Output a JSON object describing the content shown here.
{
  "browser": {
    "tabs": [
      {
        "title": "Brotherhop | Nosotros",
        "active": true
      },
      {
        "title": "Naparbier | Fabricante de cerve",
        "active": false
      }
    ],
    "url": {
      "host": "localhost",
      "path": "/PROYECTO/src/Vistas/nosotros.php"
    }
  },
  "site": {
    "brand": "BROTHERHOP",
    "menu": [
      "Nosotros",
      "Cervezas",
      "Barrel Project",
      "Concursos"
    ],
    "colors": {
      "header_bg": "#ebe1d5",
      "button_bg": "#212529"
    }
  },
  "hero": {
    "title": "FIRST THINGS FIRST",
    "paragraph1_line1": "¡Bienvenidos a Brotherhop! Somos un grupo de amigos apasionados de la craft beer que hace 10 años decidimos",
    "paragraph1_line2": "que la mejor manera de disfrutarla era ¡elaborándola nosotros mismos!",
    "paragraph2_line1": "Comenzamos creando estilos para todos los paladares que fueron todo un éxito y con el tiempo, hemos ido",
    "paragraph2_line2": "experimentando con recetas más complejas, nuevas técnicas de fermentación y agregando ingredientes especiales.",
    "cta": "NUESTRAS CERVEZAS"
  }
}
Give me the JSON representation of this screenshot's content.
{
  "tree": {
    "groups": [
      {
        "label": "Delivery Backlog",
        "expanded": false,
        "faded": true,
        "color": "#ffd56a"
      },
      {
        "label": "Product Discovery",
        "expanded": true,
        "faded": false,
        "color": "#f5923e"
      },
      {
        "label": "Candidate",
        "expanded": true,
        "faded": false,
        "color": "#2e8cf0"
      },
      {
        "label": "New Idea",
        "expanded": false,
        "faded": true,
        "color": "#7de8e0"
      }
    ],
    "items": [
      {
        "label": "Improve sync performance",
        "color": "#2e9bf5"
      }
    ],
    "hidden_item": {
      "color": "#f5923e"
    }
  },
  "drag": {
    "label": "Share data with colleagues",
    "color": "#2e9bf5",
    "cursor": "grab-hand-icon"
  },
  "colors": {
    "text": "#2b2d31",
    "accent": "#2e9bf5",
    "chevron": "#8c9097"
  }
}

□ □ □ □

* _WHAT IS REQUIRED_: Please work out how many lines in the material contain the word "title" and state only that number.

* _RESPONSE TO THIS EXERCISE_: 3